**Work required:** Check each line of the records below for the word "title" and copy those where it appears.

BEGIN Supplied entries

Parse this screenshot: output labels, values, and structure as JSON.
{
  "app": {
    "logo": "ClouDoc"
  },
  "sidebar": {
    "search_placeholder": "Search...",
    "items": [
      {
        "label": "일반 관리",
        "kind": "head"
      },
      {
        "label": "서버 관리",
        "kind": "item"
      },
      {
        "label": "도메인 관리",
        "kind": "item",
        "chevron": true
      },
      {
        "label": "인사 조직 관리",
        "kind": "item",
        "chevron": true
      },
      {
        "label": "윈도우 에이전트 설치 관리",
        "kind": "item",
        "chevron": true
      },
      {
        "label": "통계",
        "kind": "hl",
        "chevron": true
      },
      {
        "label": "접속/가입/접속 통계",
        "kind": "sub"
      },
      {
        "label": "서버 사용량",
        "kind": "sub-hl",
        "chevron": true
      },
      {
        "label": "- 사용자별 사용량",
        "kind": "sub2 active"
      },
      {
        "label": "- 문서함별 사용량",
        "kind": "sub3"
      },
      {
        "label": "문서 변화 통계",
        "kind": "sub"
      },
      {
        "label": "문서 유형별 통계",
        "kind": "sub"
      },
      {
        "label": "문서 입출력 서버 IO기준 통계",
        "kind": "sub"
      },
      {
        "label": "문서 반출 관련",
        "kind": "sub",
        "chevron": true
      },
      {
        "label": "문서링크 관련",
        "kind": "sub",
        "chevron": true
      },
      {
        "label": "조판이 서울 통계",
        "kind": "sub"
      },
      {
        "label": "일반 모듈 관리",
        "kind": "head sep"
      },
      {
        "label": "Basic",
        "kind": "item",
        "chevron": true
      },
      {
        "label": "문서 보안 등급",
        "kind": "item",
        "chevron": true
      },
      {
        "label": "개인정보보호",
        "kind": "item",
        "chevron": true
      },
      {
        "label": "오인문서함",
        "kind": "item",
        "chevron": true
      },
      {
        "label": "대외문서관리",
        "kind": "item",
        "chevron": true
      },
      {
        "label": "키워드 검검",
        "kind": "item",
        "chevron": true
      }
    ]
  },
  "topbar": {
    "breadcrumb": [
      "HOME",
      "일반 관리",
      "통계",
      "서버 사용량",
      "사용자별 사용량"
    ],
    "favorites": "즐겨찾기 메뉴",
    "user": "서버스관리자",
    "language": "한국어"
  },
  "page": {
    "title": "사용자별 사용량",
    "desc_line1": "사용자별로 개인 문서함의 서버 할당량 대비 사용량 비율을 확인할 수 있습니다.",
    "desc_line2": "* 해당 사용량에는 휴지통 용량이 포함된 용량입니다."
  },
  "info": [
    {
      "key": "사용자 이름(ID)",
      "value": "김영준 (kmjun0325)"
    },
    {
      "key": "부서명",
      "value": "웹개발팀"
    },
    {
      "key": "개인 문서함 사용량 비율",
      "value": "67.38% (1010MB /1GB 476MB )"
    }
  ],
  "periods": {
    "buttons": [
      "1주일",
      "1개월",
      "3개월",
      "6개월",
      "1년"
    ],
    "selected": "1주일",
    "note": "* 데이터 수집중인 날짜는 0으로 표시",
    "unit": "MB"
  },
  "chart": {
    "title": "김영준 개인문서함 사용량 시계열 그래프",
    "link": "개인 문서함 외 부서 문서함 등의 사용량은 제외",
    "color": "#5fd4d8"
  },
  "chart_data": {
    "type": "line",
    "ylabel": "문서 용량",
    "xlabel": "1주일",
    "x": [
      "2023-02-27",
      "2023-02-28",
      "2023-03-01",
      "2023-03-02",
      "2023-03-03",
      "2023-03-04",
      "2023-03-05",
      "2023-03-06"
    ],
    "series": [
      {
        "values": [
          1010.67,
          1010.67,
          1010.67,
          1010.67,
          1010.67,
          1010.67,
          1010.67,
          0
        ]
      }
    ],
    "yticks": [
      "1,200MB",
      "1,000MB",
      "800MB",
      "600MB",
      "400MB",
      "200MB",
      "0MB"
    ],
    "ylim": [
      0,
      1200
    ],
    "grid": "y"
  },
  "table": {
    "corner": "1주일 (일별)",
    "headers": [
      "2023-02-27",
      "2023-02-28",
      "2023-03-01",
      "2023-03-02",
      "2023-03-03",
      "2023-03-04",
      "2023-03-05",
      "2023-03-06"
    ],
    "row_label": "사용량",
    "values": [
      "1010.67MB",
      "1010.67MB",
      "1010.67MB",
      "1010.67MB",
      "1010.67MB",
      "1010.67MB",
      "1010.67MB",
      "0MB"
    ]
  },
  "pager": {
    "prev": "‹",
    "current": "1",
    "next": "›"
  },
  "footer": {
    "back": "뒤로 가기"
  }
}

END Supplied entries

**Exercise response:**
    "title": "사용자별 사용량",
    "title": "김영준 개인문서함 사용량 시계열 그래프",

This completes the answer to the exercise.